I mean imagine clothes that take light and heat, use that to internally regulate the interior temperature of the cloth , warming or cooling the wearer, at the same time harvesting energy from the person's movements, and photovoltaic/thermoelectric to boot.

Bye-bye thick winter coats and clothes, this could be thinner than saran wrap.

etc, etc. Exciting times to be alive.
Vendicar_Decarian
2.5 / 5 (2) Oct 07, 2011
On sale in Japan. America need not apply.
despinos
not rated yet Nov 07, 2011
This organic PV material converts the infrarred part of the spectrum. That's nice during hot weather, but what happens in the winter, when one wants the infrarred light to enter through the window and warm the room?

A design that allows a fast removal (total or partial, some kind of curtain) would be probably better than a fixed one.

Therefore, what about a textile (woven) material for curtains that includes 3M organic PVs?

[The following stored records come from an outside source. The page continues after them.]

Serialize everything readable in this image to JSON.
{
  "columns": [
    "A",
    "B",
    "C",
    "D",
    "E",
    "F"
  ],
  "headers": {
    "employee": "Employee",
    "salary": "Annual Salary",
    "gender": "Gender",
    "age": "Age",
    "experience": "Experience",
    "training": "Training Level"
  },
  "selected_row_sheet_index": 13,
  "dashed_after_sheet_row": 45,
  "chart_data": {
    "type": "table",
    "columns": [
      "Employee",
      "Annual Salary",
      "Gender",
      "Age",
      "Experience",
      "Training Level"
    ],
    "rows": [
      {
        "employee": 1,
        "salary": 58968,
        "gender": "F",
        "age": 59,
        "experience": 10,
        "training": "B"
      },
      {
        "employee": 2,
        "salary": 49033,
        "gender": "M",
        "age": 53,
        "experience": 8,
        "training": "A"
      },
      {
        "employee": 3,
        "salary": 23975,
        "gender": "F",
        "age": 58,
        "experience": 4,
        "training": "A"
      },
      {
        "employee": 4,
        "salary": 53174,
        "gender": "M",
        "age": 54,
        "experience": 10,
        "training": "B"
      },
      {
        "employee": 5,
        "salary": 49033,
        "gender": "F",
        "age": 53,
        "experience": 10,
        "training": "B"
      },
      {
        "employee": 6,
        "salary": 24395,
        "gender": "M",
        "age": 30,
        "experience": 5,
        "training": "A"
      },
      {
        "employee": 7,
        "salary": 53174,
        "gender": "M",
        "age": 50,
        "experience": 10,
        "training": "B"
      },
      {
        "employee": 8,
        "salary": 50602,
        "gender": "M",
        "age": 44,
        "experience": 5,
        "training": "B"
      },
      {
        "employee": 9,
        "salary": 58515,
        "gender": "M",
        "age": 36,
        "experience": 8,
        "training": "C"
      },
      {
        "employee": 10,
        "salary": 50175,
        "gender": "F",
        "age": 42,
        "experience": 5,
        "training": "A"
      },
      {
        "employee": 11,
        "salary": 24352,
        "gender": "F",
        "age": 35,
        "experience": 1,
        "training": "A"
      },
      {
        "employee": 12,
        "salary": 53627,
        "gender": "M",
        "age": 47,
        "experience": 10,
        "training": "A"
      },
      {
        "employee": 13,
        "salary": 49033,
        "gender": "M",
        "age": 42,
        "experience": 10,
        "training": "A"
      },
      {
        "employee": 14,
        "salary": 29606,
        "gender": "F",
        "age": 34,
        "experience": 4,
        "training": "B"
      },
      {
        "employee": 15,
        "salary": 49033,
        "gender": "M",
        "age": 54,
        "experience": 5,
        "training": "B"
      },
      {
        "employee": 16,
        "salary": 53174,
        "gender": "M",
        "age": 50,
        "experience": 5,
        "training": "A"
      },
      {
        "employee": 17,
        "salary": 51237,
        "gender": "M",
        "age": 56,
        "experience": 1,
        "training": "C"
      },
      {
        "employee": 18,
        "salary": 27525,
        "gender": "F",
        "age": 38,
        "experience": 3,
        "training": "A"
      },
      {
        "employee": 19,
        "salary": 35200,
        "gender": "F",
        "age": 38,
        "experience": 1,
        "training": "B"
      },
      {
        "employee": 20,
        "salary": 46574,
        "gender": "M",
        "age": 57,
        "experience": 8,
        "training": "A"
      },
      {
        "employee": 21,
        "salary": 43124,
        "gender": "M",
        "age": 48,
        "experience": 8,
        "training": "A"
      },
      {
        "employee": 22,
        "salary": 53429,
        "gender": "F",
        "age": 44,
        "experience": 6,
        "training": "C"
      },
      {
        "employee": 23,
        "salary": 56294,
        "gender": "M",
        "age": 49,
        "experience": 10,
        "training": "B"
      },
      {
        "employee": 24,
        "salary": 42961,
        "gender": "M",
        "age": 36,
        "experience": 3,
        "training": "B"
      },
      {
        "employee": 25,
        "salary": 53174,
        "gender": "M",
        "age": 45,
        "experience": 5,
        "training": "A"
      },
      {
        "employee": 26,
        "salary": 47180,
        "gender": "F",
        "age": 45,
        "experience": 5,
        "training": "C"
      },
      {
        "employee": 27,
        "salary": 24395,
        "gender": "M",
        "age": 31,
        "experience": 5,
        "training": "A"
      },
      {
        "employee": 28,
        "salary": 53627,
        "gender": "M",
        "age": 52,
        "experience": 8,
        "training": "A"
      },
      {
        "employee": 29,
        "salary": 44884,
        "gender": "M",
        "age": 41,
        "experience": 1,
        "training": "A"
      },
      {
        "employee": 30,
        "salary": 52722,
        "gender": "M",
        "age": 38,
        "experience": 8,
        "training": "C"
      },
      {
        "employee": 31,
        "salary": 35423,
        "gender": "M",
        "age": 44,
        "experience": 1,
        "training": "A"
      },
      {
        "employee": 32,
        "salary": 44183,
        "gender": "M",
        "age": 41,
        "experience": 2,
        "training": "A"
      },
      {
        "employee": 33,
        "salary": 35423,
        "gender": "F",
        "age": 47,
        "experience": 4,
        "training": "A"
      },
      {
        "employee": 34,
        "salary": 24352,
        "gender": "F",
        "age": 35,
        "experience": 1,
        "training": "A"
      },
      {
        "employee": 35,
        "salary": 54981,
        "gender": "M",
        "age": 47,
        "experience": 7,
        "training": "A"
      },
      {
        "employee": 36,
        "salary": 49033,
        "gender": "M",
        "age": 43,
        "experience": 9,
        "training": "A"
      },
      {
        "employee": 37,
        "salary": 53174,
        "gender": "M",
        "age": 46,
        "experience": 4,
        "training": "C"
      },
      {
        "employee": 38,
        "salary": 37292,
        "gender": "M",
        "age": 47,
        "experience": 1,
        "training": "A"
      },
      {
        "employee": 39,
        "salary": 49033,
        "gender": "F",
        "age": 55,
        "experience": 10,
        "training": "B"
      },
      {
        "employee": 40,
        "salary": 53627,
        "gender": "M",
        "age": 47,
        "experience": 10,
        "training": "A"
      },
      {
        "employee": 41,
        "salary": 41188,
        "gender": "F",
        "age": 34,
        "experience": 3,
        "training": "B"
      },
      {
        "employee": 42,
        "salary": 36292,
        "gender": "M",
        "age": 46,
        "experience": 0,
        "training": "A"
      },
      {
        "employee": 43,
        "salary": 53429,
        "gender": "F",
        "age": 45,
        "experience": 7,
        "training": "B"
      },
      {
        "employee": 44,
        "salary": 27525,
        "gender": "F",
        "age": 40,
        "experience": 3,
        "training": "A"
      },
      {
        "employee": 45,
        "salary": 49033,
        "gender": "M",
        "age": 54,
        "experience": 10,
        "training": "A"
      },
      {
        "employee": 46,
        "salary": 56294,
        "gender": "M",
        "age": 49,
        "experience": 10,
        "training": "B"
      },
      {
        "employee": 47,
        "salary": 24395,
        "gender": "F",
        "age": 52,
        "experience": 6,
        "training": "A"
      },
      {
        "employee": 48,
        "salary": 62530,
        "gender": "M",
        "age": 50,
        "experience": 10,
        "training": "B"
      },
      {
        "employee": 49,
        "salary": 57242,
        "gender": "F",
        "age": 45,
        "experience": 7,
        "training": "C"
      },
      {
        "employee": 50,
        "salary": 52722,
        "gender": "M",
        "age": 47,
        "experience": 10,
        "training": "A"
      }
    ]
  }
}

More news stories

Under some LED bulbs whites aren't 'whiter than white'

For years, companies have been adding whiteners to laundry detergent, paints, plastics, paper and fabrics to make whites look "whiter than white," but now, with a switch away from incandescent and fluorescent lighting, different ...

Hackathon team's GoogolPlex gives Siri extra powers

(Phys.org) —Four freshmen at the University of Pennsylvania have taken Apple's personal assistant Siri to behave as a graduate-level executive assistant which, when asked, is capable of adjusting the temperature ...

Researchers uncover likely creator of Bitcoin

The primary author of the celebrated Bitcoin paper, and therefore probable creator of Bitcoin, is most likely Nick Szabo, a blogger and former George Washington University law professor, according to students ...

Continents may be a key feature of Super-Earths

Huge Earth-like planets that have both continents and oceans may be better at harboring extraterrestrial life than those that are water-only worlds. A new study gives hope for the possibility that many super-Earth ...

Researchers successfully clone adult human stem cells

(Phys.org) —An international team of researchers, led by Robert Lanza, of Advanced Cell Technology, has announced that they have performed the first successful cloning of adult human skin cells into stem ...